Colin Graham presents Irrational numbers posted at Sine of the Times: Dividing the Universe by Zero, saying, "This is a reflection on the meaning (or lack of it) of applying grades which have been based on normalized percentages - without any indication of what students can or cannot do." You should also click through if you're curious about the UK system of grading.

park_star gives us Sometimes You Can Change Everything by Changing Nothing at Between Me and the Door where she tells us that if you're overwhelmed with overhauling your assessment system there's one thing you can do tomorrow—Stop marking exams, in fact, stop marking altogether.

Amanda Dean presents her reflections after two weeks of standards-based grading with Two Weeks In: SBG Thoughts on Praxis of Reflection.

Tyler Rice presents how he hopes to rid his class entirely of grades this year with a Grading moratorium posted at Wisdom Begins with Wonder

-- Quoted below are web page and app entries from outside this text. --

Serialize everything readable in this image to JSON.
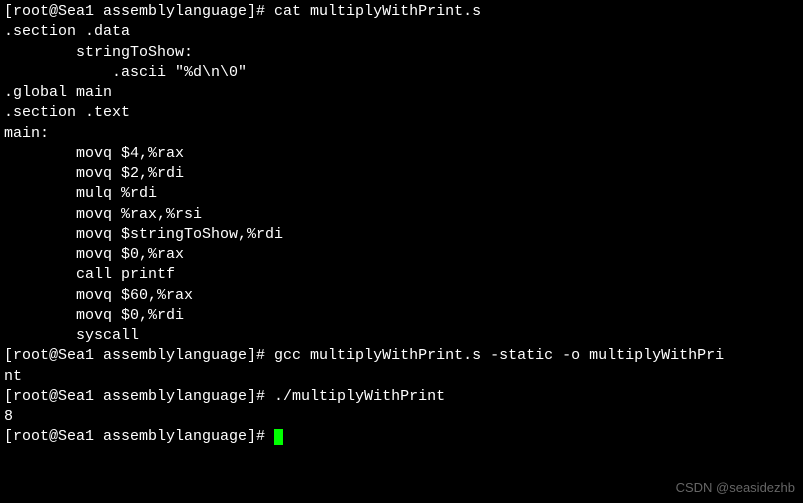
{
  "prompt1": "[root@Sea1 assemblylanguage]# ",
  "cmd1": "cat multiplyWithPrint.s",
  "cat_output": [
    ".section .data",
    "        stringToShow:",
    "            .ascii \"%d\\n\\0\"",
    ".global main",
    ".section .text",
    "main:",
    "        movq $4,%rax",
    "        movq $2,%rdi",
    "        mulq %rdi",
    "",
    "",
    "        movq %rax,%rsi",
    "        movq $stringToShow,%rdi",
    "        movq $0,%rax",
    "        call printf",
    "",
    "        movq $60,%rax",
    "        movq $0,%rdi",
    "        syscall"
  ],
  "prompt2": "[root@Sea1 assemblylanguage]# ",
  "cmd2_part1": "gcc multiplyWithPrint.s -static -o multiplyWithPri",
  "cmd2_part2": "nt",
  "prompt3": "[root@Sea1 assemblylanguage]# ",
  "cmd3": "./multiplyWithPrint",
  "run_output": "8",
  "prompt4": "[root@Sea1 assemblylanguage]# ",
  "watermark": "CSDN @seasidezhb"
}
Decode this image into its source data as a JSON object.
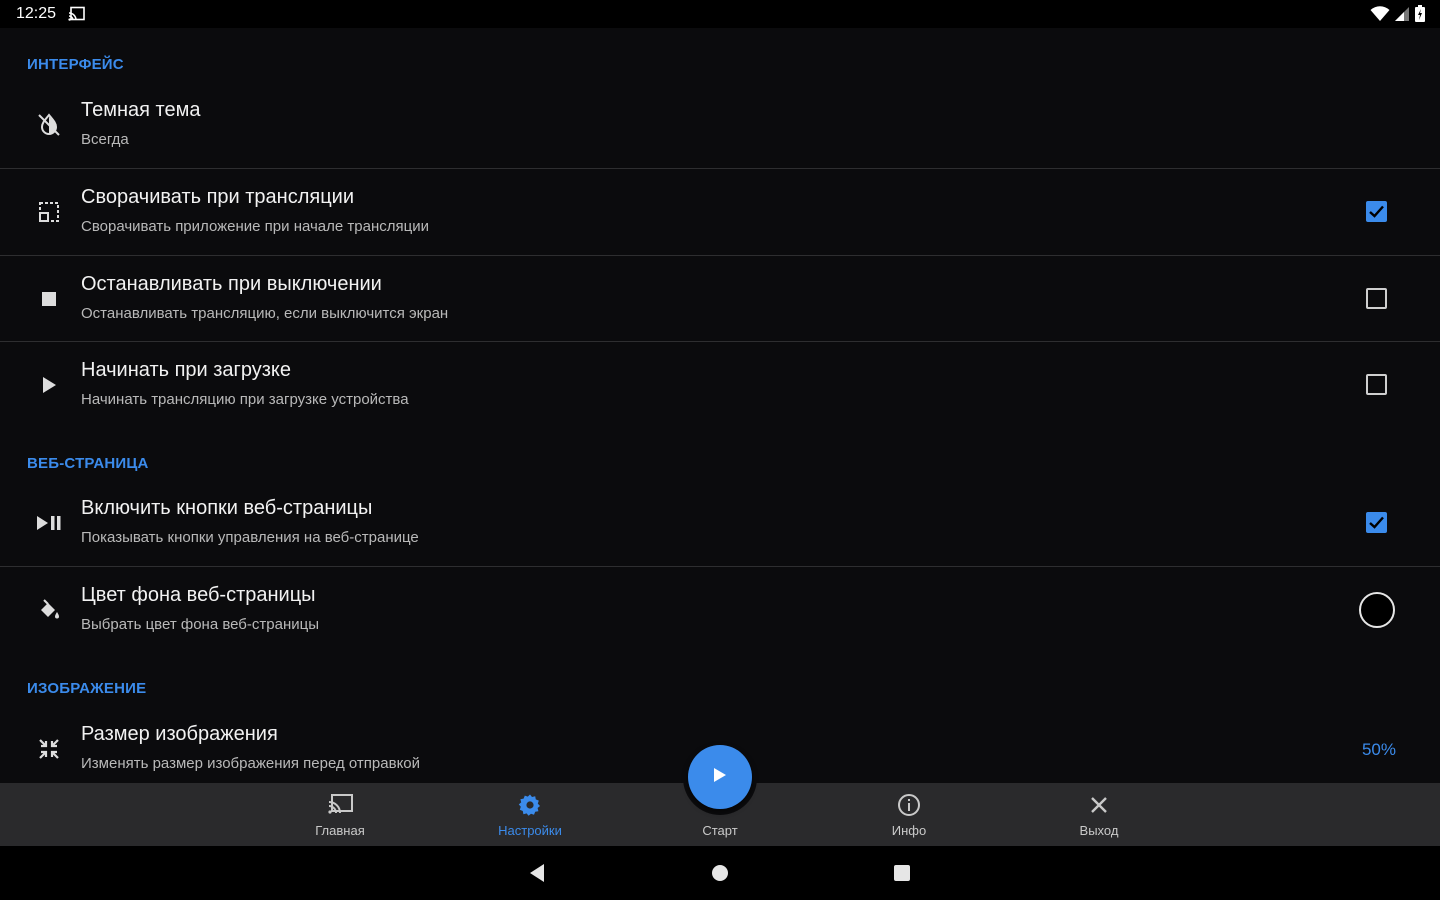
{
  "status_bar": {
    "time": "12:25",
    "icons": [
      "cast-icon",
      "wifi-icon",
      "signal-icon",
      "battery-icon"
    ]
  },
  "sections": {
    "interface": "ИНТЕРФЕЙС",
    "webpage": "ВЕБ-СТРАНИЦА",
    "image": "ИЗОБРАЖЕНИЕ"
  },
  "settings": {
    "dark_theme": {
      "title": "Темная тема",
      "summary": "Всегда",
      "icon": "invert-colors-icon"
    },
    "minimize": {
      "title": "Сворачивать при трансляции",
      "summary": "Сворачивать приложение при начале трансляции",
      "checked": true,
      "icon": "minimize-icon"
    },
    "stop_on_off": {
      "title": "Останавливать при выключении",
      "summary": "Останавливать трансляцию, если выключится экран",
      "checked": false,
      "icon": "stop-icon"
    },
    "start_on_boot": {
      "title": "Начинать при загрузке",
      "summary": "Начинать трансляцию при загрузке устройства",
      "checked": false,
      "icon": "play-icon"
    },
    "web_buttons": {
      "title": "Включить кнопки веб-страницы",
      "summary": "Показывать кнопки управления на веб-странице",
      "checked": true,
      "icon": "play-pause-icon"
    },
    "web_bg_color": {
      "title": "Цвет фона веб-страницы",
      "summary": "Выбрать цвет фона веб-страницы",
      "color": "#000000",
      "icon": "paint-bucket-icon"
    },
    "image_size": {
      "title": "Размер изображения",
      "summary": "Изменять размер изображения перед отправкой",
      "value": "50%",
      "icon": "resize-icon"
    }
  },
  "bottom_nav": {
    "home": "Главная",
    "settings": "Настройки",
    "start": "Старт",
    "info": "Инфо",
    "exit": "Выход",
    "active": "settings"
  },
  "colors": {
    "accent": "#3b8beb",
    "background": "#0b0b0d",
    "bottom_bar": "#2a2a2c"
  }
}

John Burk presents a few thoughts about how to change how students approach assessment with Assessment Prep posted at Quantum Progress.

Matt Townsley presents Standards-based grading in a non-math classroom posted at MeTA musings, asking, "What does standards-based grading look like in a non-math classroom?"

Ellena Bethea presents My Grading Policy v 2.0 at TEACHING | Chemistry describing her attempt to remove unhelpful grading practices from her assessment policy.

Frank Noschese presents SBG Free and Clear on Action-Reaction, a post about the freedoms that SBG provides.

Dan Anderson works through his sticking points with Standards Based Grading posted at A Recursive Process.

Finally, we present Ken Kozar. He doesn't have a blog but has shared his LHS 2.0 Grading Summary posted at LHS 2.0, saying, "We are a group of high school teachers (math, English, social studies, and science) who have the same students and are working collaboratively to incorportate SBG, PBL, Moodle, and 21st century tech tools to change the way teaching and learning occur at the high school level." Click "login as guest" to view the many resources he has shared.

I'm going to share an older post on using choice points in your class. I'd like to add a couple of updates. First, I'm still addicted to using the index cards. My kids tore through my first set so I got smarter and laminated, single-hole punched, and tied a string through them. Second, the index cards are excellent for starting a discussion. Just put up a series of choices and ask different people to defend their choices. Third, simply designing in choice points has been powerful. It's forced me to anticipate the errors students will have and actually take action.

Thanks for everything. Continue the conversation by passing these posts on to your friends and colleagues. Then submit a future post to the next edition of standards-based grading gala using our submission form.

I know there's some great assessment going on in the English, Social Studies, and primary grades. We need you for the next carnival!

Ellena Bethea has agreed to host the next SBG gala. Check her blog at a future date for more information. Past posts and future hosts can be found on our blog carnival index page.